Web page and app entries

* * * * * * *

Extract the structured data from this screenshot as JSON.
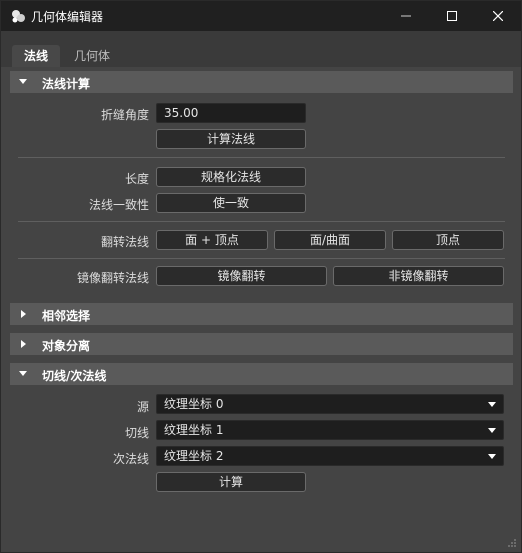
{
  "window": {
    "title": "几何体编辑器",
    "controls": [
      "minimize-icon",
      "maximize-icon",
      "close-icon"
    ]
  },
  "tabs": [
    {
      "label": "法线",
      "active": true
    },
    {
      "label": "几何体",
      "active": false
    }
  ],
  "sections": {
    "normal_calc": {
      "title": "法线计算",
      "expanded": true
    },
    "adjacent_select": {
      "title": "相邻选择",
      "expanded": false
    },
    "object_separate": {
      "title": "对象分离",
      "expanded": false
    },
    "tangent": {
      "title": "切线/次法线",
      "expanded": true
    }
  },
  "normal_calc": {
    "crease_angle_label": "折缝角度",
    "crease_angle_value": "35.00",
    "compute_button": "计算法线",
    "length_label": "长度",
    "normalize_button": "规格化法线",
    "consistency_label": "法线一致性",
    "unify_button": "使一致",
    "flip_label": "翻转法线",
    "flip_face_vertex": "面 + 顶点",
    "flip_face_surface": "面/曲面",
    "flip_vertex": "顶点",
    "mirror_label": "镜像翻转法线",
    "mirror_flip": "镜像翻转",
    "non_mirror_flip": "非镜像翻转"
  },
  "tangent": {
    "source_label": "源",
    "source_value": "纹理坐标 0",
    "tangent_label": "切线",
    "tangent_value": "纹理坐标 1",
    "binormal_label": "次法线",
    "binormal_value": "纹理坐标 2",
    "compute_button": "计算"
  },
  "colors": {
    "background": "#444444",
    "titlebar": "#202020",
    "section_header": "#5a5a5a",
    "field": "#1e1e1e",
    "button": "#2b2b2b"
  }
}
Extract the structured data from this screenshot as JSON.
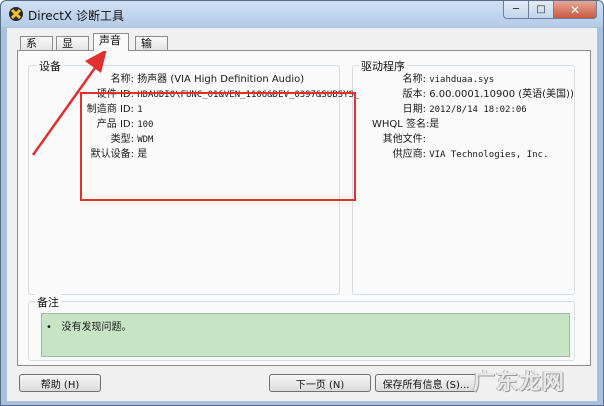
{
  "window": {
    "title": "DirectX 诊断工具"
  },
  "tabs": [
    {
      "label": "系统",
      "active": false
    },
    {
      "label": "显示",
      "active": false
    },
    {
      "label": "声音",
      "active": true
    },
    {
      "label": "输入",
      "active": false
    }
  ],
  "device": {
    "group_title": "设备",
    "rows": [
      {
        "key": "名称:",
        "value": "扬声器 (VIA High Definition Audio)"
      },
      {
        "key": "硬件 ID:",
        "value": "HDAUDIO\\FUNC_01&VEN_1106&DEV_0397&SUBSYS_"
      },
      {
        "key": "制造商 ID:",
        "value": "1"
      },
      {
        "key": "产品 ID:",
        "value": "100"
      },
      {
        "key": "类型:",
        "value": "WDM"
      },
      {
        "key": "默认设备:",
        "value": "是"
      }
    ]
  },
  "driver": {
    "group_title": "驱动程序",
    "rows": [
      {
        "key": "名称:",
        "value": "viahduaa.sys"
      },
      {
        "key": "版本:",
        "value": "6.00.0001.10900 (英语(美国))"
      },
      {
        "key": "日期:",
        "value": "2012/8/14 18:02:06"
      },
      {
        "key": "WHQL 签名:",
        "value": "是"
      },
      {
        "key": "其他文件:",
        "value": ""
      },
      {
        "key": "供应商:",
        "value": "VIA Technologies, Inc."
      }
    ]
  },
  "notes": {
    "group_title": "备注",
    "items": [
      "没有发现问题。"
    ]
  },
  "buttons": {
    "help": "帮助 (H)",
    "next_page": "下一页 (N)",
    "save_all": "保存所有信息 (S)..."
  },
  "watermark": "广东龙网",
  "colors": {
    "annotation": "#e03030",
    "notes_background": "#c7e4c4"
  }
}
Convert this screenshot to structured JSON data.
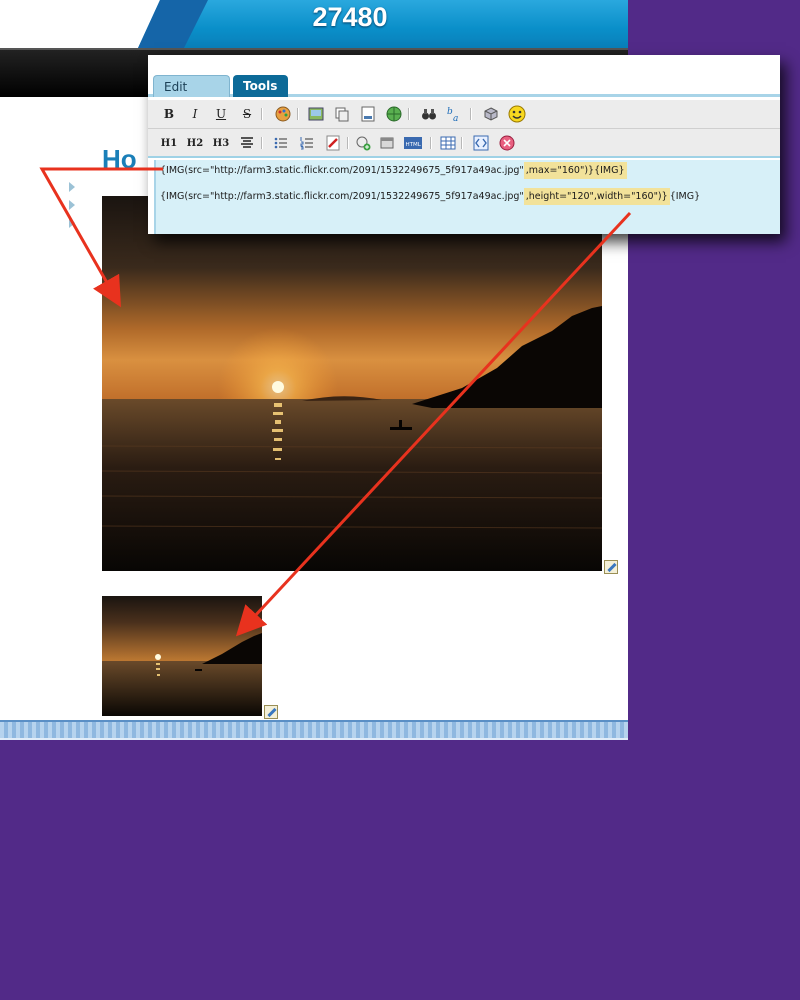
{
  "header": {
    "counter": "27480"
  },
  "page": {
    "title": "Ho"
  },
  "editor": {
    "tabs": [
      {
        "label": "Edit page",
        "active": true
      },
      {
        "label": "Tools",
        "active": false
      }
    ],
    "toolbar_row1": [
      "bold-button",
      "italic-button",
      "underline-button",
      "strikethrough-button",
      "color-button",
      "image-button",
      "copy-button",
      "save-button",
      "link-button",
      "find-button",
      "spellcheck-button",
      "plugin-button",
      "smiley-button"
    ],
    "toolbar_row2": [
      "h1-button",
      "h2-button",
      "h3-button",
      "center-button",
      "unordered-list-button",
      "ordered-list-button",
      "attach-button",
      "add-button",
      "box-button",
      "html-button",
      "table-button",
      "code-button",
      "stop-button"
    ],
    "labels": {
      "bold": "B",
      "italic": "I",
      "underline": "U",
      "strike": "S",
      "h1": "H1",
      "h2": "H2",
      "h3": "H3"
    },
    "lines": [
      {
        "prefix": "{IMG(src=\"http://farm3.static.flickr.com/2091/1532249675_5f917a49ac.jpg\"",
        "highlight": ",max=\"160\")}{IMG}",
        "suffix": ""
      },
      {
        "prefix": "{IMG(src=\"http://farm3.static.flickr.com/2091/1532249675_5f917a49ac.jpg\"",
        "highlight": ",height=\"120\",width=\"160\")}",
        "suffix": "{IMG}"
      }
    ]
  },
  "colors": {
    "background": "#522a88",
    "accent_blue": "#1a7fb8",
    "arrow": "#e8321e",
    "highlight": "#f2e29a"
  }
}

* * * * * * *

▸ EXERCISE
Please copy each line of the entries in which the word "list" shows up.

▸ WRITTEN SOLUTION
      "unordered-list-button",
      "ordered-list-button",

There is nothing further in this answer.